The Hay West initiative helps farmers in the West who are currently suffering from a hay shortage due to the devastating 2021 drought. Farmers from the Maritimes, as well as Ontario and Quebec, have graciously committed and/or donated hay to be sent out west to help feed livestock.

All proceeds from donations go directly to paying the transportation costs for moving hay across Canada and the logistical support needed to do so. CFA has sent over 5.5 million pounds of hay out West, but the demand is great and more funding is needed to send as much hay as possible over the coming months.

“The Hay West program has been a heartwarming response to a devastating situation. We have seen farmers come together to help their colleagues across the country, and this funding from AAFC will facilitate the delivery of hay to farmers and ranchers who otherwise would have no feed to maintain valuable breeding stock. Breeding stock takes decades to build up and the more animals we can help maintain the more we minimize the long-term damage to our beef sector,” said CFA President Mary Robinson.

“We appreciate today’s announcement, this funding is a clear signal from the government that it supports this important initiative. Hay West 2021 will not fill the need for hay in its entirety, but the hay we are able to send will help mitigate the fallout and long-term damage. So far, we have helped feed approximately 17,000 cattle. These funds will help avert disaster for a few months, but the need for more hay will continue into late Spring in order to keep western herds viable and to avoid further culling of valuable breeding stock,”

“We know valuable breeding stock are now being culled due to both a lack of hay in the immediate, as well as ‘supply uncertainty’ through to Spring. We also know that those eastern farmers who baled and stockpiled extra hay to ship to western Canadian farms will have to consider selling it elsewhere, potentially to the US, because we cannot give them a firm commitment that we will be able to move it for them. Today’s announcement will certainly help alleviate much of the immediate uncertainty and some of the stress that these farmers are facing,”

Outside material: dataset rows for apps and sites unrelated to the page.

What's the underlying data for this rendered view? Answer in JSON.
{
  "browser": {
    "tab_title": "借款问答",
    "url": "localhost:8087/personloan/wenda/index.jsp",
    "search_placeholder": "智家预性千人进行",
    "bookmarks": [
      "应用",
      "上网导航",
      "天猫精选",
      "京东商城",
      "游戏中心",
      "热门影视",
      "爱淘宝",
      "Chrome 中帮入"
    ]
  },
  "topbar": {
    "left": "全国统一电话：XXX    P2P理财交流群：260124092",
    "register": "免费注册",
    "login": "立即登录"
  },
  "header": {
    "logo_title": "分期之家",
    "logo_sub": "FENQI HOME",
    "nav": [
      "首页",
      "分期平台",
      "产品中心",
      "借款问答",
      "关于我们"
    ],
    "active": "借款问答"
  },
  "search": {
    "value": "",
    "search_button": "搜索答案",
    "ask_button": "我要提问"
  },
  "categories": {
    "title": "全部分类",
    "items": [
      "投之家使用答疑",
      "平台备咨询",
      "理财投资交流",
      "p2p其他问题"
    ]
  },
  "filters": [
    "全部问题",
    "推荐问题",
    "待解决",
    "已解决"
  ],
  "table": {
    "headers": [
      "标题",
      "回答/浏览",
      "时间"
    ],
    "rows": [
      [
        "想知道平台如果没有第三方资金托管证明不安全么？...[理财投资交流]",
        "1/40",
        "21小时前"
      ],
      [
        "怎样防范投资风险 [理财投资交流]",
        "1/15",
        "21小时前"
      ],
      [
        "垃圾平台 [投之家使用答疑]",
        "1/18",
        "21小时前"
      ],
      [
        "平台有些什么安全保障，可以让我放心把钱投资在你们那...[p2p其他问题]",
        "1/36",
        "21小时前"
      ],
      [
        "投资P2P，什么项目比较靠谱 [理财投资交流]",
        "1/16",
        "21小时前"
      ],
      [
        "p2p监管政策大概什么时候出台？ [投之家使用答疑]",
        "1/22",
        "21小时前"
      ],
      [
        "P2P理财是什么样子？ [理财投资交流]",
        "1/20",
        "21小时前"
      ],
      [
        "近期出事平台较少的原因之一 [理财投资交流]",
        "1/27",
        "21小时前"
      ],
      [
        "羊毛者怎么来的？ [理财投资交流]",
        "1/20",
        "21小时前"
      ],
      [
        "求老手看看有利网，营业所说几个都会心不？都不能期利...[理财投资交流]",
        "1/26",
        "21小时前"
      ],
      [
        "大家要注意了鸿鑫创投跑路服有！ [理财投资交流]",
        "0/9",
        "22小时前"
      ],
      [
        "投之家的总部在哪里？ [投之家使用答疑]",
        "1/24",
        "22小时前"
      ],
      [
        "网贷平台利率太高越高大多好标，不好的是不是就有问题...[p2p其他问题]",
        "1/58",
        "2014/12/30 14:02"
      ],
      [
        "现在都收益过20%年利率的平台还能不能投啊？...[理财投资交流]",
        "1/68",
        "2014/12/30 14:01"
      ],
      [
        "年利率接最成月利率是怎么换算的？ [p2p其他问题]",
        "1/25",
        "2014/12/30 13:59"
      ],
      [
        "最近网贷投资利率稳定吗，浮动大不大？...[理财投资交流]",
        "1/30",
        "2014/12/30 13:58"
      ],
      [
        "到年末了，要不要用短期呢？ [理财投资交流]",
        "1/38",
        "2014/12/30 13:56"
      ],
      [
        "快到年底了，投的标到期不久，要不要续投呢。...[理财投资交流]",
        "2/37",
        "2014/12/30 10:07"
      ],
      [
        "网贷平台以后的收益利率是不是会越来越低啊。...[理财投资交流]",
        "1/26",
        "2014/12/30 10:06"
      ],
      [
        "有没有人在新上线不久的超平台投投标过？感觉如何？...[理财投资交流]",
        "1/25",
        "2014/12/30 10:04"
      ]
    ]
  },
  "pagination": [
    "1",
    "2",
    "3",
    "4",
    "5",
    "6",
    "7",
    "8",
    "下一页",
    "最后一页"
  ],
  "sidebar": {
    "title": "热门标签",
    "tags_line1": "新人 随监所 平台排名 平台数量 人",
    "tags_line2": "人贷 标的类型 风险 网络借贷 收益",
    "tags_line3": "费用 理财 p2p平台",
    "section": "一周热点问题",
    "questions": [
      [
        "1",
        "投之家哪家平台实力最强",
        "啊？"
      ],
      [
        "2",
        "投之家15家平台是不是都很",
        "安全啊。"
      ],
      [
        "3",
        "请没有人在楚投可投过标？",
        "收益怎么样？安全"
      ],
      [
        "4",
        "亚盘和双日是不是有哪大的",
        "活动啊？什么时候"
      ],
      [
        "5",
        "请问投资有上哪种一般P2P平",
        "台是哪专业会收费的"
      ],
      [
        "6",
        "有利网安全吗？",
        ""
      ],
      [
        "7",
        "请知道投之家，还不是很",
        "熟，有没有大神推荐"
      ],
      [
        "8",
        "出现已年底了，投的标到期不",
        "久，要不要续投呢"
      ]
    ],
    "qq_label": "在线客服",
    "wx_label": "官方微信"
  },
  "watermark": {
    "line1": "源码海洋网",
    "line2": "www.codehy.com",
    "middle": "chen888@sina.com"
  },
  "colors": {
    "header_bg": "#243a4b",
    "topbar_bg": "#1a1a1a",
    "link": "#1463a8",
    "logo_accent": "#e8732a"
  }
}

“With these funds, we can feed more, but we will be seeking ongoing funding from the government and corporate donors to continue this program over the coming months to help as many animals and producers as possible. Every shipment is saving animals and saving farm families’ livelihoods. The more certainty and predictability we can give farmers on both ends of these shipments, the better they will be able to prepare and help minimize the long-term impacts of this feed shortage on our Canadian Beef Sector. The more funding we secure, the more breeding stock we can help maintain and the faster recovery will be.”

As of this announcement, the government has provided $4 million to the Hay West program. CFA has also received other donations from Farm Credit Canada ($50,000), the Ontario Federation of Agriculture ($50,000), the government of Prince Edward Island and CN Rail ($125,000 with an offer to match other donations up to an additional $125,000, for a total commitment of $250,000).

CFA would like to note the matching donation from CN Rail above, meaning that any new donations to the program will effectively double their impact.

If you are a corporate or private donor looking to make a contribution to Hay West 2021, please contact Laurie Karson at

Click here to view a testimonial from Roger Parkinson, who has supplied hay to the Hay West initiative.

Click here to view a testimonial from Lisa Haynes, who has received hay from the Hay West initiative after her farm suffered from the drought.